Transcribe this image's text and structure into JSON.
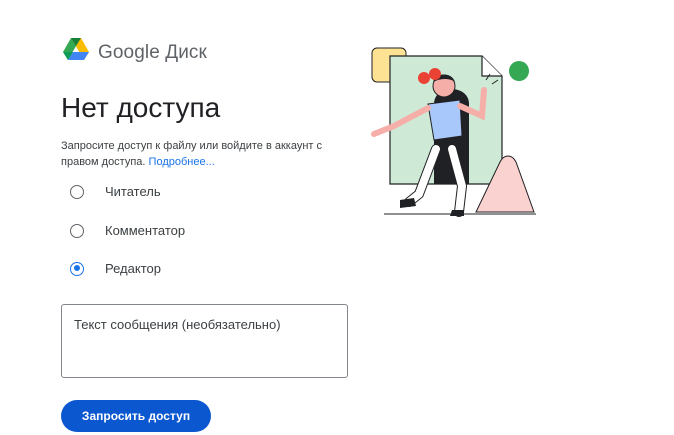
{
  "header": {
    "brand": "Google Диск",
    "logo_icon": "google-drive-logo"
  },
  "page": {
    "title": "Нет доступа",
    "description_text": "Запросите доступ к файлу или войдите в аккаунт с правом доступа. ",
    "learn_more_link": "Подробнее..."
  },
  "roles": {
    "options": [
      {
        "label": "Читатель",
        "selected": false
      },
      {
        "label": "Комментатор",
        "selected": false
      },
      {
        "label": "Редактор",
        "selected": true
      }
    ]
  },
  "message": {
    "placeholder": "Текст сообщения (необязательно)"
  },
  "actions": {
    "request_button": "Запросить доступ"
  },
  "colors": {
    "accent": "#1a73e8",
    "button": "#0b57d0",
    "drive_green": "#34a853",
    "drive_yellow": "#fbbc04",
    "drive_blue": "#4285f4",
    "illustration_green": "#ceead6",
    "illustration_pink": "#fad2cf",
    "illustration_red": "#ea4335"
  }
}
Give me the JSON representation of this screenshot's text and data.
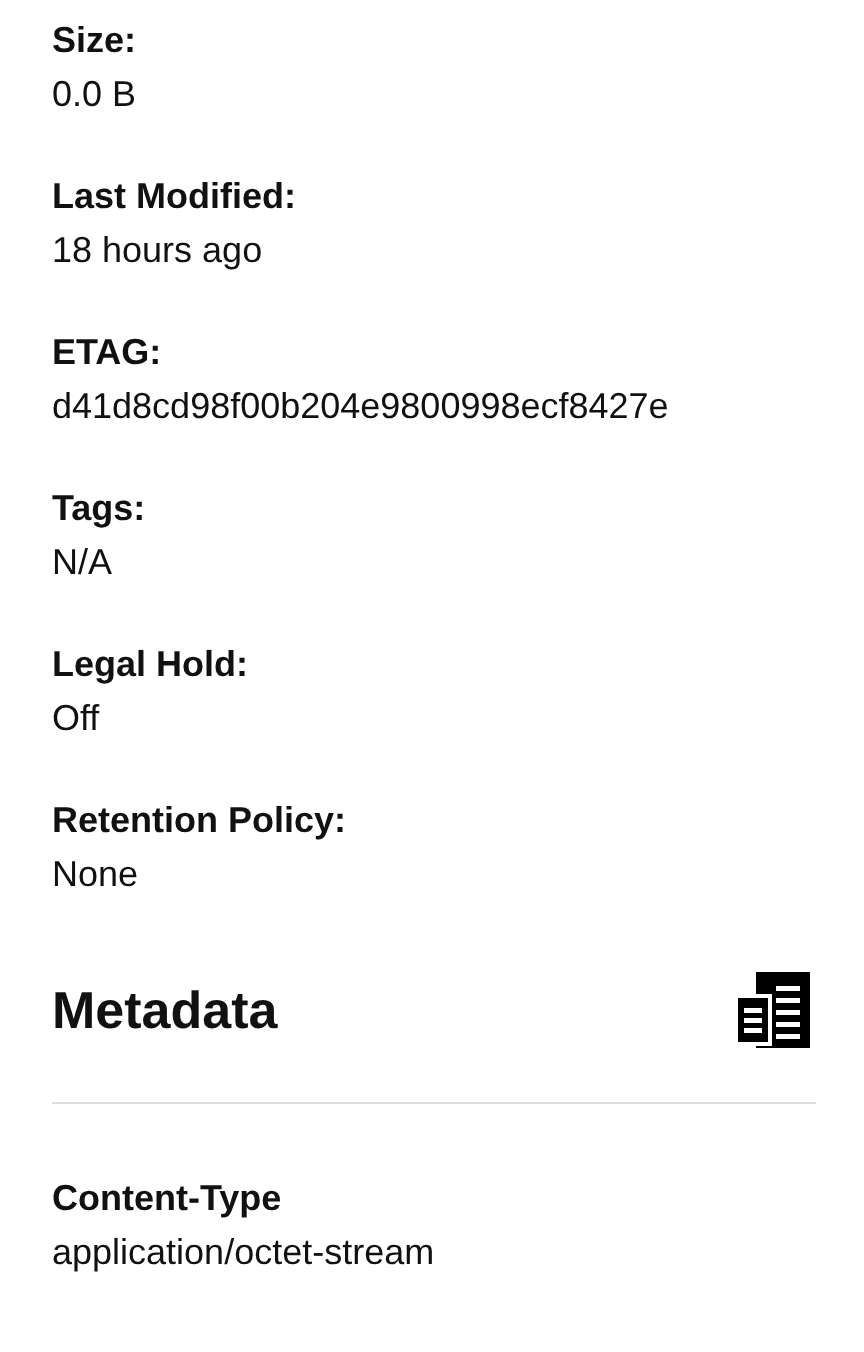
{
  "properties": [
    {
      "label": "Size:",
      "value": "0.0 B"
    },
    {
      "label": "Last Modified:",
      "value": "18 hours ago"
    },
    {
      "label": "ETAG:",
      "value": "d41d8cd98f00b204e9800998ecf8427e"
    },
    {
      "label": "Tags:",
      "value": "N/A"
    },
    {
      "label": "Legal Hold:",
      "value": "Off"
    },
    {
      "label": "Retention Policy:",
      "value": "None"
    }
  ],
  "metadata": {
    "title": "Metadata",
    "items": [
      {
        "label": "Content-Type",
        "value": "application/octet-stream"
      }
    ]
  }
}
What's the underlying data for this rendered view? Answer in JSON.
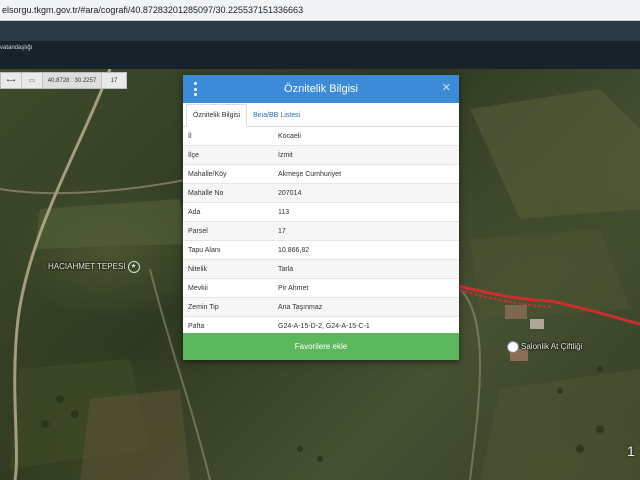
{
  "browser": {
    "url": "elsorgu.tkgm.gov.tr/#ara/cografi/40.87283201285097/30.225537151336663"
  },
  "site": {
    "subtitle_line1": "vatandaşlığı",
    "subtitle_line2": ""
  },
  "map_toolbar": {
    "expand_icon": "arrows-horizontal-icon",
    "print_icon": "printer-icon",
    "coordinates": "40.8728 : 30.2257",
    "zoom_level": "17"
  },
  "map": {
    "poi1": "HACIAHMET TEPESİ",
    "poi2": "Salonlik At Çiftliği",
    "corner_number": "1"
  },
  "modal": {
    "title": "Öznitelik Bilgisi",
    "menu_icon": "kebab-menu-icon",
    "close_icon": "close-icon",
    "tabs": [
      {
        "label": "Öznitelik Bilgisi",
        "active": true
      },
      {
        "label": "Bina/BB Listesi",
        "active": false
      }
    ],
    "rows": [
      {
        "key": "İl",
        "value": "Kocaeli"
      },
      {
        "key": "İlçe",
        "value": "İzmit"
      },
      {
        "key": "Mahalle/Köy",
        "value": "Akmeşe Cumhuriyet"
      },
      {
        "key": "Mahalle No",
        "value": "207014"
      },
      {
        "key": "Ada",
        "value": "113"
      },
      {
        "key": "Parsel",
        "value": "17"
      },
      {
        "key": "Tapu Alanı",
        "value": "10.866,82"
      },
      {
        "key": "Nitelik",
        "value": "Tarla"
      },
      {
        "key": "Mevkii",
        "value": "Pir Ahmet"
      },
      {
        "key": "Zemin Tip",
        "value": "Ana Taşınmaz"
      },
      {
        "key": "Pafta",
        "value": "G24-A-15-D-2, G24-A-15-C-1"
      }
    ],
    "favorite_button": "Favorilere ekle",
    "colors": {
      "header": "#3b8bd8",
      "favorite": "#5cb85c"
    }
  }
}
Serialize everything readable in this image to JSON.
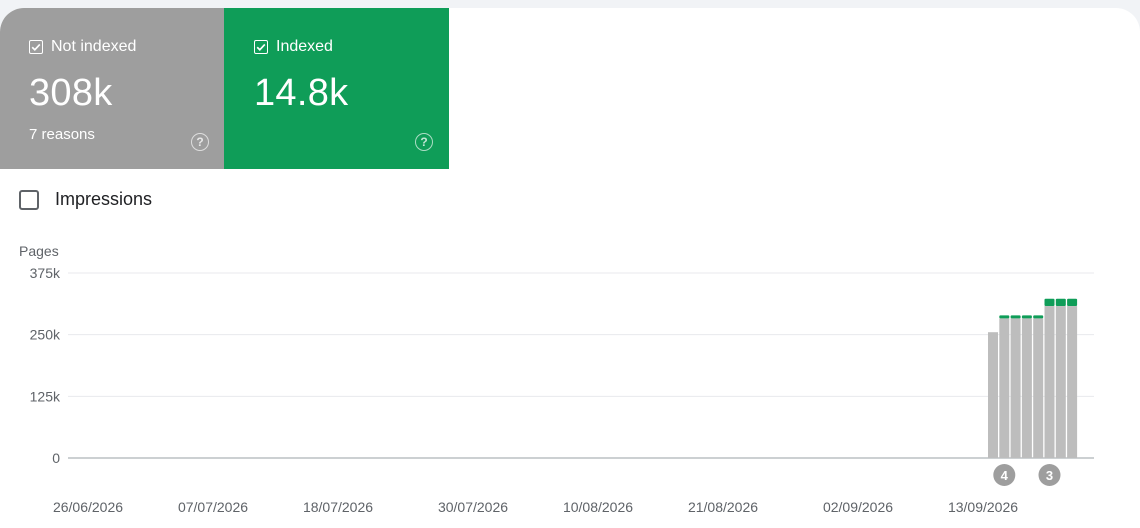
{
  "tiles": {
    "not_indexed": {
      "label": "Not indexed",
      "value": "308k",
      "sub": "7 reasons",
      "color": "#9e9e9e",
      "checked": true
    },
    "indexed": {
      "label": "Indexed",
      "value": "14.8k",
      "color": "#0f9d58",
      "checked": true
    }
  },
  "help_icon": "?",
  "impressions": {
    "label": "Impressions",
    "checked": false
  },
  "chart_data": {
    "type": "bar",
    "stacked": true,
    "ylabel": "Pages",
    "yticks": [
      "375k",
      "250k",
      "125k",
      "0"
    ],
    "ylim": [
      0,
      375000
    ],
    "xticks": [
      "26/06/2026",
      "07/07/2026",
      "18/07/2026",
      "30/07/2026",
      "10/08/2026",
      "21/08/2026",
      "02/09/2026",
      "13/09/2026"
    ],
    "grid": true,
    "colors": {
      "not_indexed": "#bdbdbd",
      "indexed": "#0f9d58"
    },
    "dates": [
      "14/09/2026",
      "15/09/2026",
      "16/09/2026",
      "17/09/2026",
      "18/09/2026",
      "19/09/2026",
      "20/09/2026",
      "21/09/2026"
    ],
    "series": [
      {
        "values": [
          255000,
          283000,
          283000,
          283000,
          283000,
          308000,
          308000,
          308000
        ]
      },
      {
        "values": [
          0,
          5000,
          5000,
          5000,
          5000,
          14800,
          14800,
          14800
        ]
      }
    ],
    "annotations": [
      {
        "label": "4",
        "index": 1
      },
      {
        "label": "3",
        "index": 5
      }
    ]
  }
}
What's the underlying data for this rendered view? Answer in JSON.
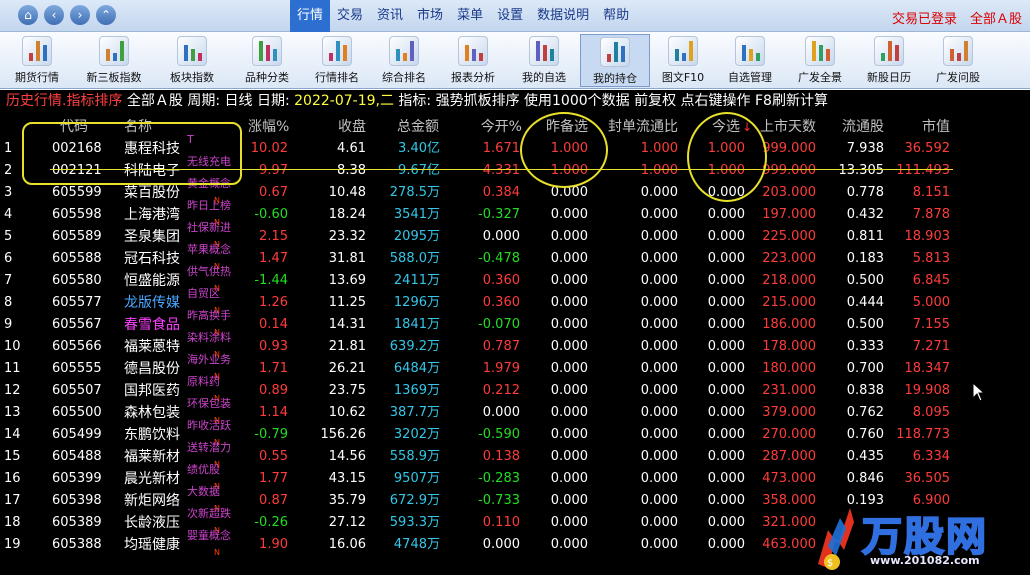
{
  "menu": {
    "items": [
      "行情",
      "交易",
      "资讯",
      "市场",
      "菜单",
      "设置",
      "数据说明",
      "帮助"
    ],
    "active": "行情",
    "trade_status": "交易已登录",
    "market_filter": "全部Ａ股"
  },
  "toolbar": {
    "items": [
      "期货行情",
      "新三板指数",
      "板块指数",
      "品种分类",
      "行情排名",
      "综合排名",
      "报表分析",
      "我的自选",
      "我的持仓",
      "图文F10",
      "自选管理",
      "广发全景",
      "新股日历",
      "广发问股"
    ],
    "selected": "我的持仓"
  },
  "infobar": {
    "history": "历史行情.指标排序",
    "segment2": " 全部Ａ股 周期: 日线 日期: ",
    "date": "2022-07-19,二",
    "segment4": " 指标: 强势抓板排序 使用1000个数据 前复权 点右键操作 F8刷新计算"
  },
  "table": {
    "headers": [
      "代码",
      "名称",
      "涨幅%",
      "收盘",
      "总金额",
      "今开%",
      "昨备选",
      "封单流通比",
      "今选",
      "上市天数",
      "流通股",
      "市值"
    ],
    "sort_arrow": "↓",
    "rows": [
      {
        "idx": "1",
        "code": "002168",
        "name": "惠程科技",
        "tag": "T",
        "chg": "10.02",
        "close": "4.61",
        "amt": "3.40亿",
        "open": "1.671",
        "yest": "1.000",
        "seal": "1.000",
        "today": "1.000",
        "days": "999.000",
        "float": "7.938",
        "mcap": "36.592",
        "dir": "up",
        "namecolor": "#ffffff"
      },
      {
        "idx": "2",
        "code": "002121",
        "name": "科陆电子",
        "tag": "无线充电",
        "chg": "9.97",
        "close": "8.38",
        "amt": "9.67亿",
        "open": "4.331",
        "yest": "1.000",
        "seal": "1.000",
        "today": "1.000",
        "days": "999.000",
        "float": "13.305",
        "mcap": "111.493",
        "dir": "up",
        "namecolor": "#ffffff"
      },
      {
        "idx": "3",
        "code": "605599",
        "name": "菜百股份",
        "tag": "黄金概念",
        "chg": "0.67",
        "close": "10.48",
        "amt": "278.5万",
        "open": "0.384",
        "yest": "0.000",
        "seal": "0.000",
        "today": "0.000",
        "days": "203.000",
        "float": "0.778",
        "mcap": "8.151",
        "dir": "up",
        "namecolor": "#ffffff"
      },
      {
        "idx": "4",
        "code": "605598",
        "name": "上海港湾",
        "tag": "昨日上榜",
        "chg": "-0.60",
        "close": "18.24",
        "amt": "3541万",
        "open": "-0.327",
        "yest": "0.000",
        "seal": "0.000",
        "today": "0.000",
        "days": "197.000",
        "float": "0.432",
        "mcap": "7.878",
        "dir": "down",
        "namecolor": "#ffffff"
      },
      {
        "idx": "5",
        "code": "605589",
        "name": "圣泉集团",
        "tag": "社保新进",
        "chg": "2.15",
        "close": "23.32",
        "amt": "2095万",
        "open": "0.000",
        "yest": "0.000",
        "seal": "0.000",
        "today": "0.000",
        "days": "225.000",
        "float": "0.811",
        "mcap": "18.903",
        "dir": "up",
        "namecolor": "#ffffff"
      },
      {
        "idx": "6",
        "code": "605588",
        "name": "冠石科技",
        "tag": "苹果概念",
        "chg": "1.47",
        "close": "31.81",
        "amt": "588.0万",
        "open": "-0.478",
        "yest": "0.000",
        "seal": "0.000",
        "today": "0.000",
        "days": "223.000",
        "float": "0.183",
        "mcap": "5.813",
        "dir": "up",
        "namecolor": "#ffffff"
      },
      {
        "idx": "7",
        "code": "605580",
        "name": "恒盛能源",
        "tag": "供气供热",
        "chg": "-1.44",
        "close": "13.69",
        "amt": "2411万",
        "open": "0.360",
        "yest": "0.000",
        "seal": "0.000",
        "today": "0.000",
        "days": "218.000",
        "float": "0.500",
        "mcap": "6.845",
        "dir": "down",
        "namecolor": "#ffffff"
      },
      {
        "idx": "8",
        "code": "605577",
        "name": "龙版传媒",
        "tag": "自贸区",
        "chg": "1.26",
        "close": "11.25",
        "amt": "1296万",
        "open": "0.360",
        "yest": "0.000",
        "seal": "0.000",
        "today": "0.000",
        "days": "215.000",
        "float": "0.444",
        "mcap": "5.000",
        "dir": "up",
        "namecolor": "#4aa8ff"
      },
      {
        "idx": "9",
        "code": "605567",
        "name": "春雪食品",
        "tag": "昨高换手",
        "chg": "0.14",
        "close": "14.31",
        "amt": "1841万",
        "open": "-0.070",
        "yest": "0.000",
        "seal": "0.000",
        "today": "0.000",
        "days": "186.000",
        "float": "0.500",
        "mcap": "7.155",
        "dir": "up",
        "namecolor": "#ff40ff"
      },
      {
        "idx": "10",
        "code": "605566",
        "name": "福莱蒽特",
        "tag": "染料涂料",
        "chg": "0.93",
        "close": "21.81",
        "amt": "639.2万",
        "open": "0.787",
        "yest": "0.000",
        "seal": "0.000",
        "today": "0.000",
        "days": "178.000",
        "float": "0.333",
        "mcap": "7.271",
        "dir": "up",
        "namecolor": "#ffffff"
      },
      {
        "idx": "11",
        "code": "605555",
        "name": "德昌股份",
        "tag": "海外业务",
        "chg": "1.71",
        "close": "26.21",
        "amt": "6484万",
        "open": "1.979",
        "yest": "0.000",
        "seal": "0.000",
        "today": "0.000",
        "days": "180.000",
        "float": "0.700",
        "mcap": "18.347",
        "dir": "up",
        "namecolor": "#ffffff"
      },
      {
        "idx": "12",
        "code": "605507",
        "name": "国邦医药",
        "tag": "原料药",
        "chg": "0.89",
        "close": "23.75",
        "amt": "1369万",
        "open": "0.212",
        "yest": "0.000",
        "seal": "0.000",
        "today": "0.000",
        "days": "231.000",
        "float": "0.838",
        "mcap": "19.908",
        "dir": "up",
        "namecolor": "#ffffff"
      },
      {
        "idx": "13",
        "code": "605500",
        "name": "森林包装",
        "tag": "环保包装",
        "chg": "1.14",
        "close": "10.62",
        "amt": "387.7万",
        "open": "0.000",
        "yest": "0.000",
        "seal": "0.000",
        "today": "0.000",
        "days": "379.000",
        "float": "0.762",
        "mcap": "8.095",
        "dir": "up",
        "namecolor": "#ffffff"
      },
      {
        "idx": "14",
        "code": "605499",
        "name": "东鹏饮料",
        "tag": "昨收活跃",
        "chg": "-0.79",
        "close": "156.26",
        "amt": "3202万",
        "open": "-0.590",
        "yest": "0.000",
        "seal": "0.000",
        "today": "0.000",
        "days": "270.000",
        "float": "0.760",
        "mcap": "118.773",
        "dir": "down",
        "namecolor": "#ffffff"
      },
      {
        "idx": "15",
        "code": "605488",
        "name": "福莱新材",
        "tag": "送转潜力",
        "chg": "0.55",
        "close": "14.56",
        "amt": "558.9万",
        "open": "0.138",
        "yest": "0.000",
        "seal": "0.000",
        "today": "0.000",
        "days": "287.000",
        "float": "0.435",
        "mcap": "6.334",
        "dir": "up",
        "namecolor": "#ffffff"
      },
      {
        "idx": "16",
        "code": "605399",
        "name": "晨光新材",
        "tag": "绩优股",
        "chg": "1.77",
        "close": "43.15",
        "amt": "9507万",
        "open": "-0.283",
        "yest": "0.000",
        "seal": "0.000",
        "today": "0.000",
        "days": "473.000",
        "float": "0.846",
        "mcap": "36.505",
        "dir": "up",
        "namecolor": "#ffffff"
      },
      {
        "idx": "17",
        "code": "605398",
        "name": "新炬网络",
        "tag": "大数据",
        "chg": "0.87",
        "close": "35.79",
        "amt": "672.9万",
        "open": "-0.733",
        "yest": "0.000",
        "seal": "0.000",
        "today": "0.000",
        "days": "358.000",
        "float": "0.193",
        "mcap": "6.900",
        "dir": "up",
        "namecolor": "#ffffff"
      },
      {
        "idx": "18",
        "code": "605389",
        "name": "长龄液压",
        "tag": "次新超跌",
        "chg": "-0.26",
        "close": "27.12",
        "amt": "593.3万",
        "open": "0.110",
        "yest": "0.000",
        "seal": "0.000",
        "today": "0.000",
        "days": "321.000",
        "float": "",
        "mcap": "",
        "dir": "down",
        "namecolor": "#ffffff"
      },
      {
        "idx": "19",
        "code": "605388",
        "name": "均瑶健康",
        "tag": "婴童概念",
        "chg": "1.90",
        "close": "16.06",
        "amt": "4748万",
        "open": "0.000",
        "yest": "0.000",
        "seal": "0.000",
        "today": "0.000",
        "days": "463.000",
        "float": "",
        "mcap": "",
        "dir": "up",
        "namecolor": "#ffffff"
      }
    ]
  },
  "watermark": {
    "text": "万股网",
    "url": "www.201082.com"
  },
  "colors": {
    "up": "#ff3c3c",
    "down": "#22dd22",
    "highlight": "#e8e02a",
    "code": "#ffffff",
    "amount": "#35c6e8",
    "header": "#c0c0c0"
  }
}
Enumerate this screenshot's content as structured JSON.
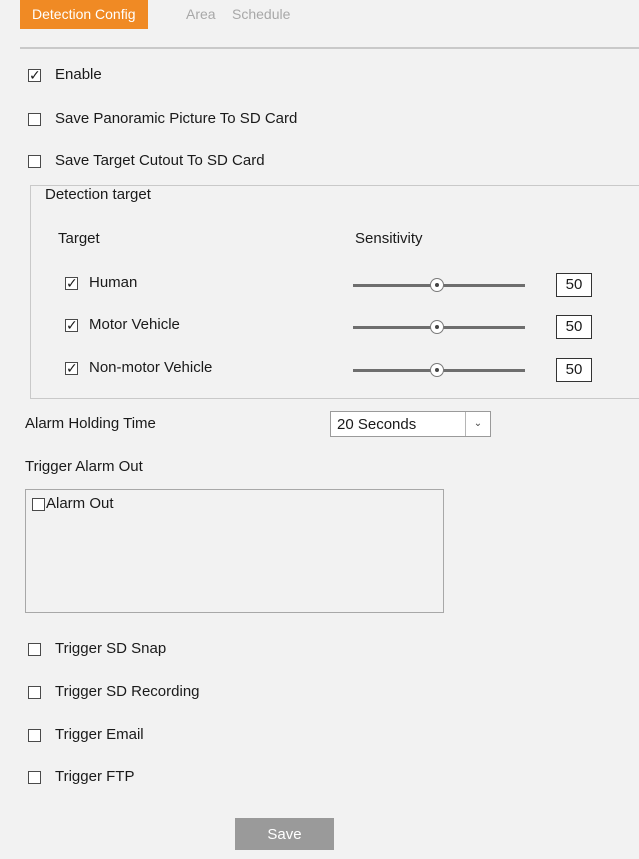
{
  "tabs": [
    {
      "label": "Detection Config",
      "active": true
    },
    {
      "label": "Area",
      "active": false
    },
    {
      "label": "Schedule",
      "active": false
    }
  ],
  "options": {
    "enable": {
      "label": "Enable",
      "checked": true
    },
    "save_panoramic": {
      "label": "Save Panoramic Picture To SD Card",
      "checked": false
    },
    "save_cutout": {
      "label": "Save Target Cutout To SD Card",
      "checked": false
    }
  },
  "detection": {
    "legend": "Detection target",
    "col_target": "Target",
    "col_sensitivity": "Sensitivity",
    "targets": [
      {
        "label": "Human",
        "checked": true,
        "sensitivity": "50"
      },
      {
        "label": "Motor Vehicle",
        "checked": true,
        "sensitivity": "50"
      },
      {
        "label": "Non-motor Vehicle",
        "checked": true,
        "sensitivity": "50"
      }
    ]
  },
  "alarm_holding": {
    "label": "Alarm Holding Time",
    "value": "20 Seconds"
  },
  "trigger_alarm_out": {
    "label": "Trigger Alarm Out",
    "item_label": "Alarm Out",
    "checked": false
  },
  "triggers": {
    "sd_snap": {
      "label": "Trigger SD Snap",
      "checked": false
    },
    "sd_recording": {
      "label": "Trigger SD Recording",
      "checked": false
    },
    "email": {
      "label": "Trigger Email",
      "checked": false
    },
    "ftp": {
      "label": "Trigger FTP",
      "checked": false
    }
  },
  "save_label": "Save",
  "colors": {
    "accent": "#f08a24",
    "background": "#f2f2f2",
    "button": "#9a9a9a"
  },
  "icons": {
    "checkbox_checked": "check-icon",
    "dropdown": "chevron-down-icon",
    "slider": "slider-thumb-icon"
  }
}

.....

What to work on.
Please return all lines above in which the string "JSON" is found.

Result.
Transcribe this image's text and structure into JSON.
Give me the JSON representation of this screenshot's text and data.
What's the underlying data for this rendered view? Answer in JSON.
Serialize everything readable in this image to JSON.
What's the underlying data for this rendered view? Answer in JSON.
Enumerate this screenshot's content as structured JSON.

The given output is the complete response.